TASK OBJECTIVE: Retrieve every line from the records in which the word "support" occurs.

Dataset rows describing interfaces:
# # # # #

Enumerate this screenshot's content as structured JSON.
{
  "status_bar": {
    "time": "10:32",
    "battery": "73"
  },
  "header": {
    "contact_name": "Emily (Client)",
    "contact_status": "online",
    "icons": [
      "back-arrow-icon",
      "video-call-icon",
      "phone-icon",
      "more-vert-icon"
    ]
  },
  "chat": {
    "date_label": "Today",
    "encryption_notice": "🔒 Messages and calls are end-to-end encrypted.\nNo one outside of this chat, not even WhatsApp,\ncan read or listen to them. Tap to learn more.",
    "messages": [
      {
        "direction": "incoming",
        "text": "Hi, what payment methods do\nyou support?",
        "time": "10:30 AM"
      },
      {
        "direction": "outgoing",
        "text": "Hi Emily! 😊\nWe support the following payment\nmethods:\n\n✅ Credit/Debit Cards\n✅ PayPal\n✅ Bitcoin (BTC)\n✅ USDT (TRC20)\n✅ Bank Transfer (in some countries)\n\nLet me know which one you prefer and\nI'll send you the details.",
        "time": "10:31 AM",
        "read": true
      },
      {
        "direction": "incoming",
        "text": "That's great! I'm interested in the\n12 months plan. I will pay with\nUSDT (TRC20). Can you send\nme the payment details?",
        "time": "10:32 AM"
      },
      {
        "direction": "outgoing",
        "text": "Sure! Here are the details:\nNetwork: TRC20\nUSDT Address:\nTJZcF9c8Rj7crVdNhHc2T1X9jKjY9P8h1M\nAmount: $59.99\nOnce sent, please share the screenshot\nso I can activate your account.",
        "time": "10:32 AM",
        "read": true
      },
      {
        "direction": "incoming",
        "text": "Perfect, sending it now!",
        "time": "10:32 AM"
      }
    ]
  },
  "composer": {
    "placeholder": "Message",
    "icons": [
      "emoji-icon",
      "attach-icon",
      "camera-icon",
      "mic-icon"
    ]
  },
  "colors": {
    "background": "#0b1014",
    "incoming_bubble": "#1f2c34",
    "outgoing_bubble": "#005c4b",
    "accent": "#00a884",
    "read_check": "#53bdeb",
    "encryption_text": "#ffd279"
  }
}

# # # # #

EXPECTED ANSWER:
        "text": "Hi, what payment methods do\nyou support?",
        "text": "Hi Emily! 😊\nWe support the following payment\nmethods:\n\n✅ Credit/Debit Cards\n✅ PayPal\n✅ Bitcoin (BTC)\n✅ USDT (TRC20)\n✅ Bank Transfer (in some countries)\n\nLet me know which one you prefer and\nI'll send you the details.",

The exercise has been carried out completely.